The head and shoulders pattern is one of the most common reversal formations. It is important to remember that it occurs after an uptrend and usually marks a major trend reversal when complete. While it is preferable that the left and right shoulders be symmetrical, it is not an absolute requirement. They can be different widths as well as different heights. Identification of neckline support and volume confirmation on the break can be the most critical factors. The support break indicates a new willingness to sell at lower prices. Lower prices combined with an increase in volume indicate an increase in supply. The combination can be lethal, and sometimes, there is no second chance return to the support break. Measuring the expected length of the decline after the breakout can be helpful, but don’t count on it for your ultimate target. As the pattern unfolds over time, other aspects of the technical picture are likely to take precedence.
There are signs that investors have become more cautious in joining the gold rush. The Relative Strength Index of spot gold has hovered in the lower 60s so far this month. In August, when gold surged 12 percent on a record-setting rally, the RSI exceeded 70 for 14 out of 23 trading days. A reading above 70 suggests the underlying asset is overbought. Holdings in the world’s largest gold-backed exchange-traded fund, SPDR Gold Trust , remained unchanged from the end of August at 1,232.314 tonnes. In August, the fund posted its largest monthly decline in holdings since January.
Gold tried to test $1,900 twice and couldn’t sustain the level, therefore people are cautious this time.
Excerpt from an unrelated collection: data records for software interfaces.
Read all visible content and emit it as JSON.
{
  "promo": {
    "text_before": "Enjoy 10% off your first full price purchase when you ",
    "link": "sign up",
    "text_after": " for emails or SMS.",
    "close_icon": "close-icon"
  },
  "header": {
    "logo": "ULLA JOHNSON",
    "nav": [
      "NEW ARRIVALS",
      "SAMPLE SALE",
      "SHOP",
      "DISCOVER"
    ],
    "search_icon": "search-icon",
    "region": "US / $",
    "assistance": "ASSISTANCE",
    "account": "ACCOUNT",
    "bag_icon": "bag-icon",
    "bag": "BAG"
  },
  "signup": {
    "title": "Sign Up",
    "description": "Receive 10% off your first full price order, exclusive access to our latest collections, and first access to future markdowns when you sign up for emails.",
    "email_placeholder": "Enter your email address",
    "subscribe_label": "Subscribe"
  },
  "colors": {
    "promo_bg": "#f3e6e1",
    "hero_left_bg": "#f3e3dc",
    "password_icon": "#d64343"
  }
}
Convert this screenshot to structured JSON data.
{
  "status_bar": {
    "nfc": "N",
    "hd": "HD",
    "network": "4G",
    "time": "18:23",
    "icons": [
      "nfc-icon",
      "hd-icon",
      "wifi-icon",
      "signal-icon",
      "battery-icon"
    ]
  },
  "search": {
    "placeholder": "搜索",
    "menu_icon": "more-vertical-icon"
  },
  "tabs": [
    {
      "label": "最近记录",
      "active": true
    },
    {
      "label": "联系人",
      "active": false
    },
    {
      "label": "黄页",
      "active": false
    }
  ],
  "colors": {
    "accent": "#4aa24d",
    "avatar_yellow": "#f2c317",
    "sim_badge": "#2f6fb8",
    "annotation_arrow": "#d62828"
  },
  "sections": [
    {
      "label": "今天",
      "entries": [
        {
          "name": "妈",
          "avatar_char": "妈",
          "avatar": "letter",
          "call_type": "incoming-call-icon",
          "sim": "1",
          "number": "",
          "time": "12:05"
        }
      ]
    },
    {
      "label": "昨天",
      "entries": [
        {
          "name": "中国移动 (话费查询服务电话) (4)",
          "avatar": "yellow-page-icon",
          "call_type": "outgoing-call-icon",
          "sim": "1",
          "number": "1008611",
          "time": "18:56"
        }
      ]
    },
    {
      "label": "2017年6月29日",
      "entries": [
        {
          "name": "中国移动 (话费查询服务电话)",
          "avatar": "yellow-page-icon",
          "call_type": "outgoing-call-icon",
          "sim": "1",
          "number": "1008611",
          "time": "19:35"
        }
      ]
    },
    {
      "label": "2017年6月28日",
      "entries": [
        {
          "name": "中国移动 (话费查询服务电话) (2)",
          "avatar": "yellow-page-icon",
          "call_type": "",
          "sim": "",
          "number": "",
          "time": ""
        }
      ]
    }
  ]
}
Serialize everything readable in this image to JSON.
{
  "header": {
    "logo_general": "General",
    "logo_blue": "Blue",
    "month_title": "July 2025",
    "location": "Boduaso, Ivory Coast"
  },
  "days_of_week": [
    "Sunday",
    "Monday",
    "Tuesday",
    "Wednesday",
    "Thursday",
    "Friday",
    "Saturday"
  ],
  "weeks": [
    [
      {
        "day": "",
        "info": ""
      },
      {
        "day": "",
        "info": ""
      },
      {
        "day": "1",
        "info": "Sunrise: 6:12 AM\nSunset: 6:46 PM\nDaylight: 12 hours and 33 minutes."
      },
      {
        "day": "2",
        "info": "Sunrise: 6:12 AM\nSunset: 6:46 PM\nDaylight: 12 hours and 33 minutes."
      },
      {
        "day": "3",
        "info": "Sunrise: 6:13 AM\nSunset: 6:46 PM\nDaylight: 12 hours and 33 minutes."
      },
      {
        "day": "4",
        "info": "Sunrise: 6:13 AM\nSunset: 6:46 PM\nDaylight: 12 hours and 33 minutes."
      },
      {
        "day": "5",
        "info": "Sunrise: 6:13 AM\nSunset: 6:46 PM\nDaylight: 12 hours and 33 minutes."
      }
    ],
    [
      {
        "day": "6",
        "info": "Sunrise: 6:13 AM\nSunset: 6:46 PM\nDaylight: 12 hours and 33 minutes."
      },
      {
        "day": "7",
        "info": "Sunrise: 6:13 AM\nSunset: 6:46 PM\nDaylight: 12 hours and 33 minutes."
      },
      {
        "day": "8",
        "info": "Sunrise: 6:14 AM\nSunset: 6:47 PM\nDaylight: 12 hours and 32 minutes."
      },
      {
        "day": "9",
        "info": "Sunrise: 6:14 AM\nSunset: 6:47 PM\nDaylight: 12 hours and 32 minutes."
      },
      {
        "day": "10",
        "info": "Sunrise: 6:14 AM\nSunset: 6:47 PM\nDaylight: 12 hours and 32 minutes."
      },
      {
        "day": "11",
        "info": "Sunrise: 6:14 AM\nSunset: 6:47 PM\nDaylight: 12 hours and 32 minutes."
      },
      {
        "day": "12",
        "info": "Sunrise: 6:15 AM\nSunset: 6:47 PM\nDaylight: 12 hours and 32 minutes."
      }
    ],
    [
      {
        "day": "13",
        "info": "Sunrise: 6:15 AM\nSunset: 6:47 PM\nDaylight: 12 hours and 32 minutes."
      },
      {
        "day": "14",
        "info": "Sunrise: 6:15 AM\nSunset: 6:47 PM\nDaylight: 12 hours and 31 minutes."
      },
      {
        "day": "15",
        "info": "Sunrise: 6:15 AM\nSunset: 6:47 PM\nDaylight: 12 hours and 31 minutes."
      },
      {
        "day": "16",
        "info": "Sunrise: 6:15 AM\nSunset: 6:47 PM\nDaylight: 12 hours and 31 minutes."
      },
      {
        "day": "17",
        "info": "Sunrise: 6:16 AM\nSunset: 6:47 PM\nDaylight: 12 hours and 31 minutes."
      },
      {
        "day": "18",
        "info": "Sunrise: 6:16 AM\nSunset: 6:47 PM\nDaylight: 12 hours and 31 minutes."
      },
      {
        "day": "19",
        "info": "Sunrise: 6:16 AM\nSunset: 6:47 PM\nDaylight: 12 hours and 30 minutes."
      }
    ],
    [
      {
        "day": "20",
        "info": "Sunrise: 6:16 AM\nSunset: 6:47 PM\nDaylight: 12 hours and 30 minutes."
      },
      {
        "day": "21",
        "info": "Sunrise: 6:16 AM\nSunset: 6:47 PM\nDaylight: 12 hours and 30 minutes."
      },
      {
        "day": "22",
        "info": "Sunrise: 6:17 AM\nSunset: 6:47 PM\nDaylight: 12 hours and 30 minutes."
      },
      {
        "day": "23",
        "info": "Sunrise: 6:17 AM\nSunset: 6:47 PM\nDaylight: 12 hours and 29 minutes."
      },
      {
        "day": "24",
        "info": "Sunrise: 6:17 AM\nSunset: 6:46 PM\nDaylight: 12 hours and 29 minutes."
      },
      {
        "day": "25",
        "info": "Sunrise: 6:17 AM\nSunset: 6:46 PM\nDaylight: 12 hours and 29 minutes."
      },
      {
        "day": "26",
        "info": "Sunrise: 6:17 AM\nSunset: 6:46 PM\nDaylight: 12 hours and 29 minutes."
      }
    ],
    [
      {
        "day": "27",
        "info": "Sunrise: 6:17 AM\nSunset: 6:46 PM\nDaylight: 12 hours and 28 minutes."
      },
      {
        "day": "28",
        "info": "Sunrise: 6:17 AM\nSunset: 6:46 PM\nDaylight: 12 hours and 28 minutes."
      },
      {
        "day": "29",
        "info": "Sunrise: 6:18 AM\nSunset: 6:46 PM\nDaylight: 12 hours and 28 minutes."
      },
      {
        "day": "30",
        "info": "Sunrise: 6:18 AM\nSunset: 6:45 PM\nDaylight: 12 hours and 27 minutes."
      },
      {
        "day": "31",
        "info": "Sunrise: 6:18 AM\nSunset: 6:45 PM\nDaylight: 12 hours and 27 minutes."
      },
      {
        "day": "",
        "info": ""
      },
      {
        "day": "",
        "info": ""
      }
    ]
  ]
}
Volatile prices, and expectations that other central banks may step in to intervene in the currency market, may have also contributed to the restraint.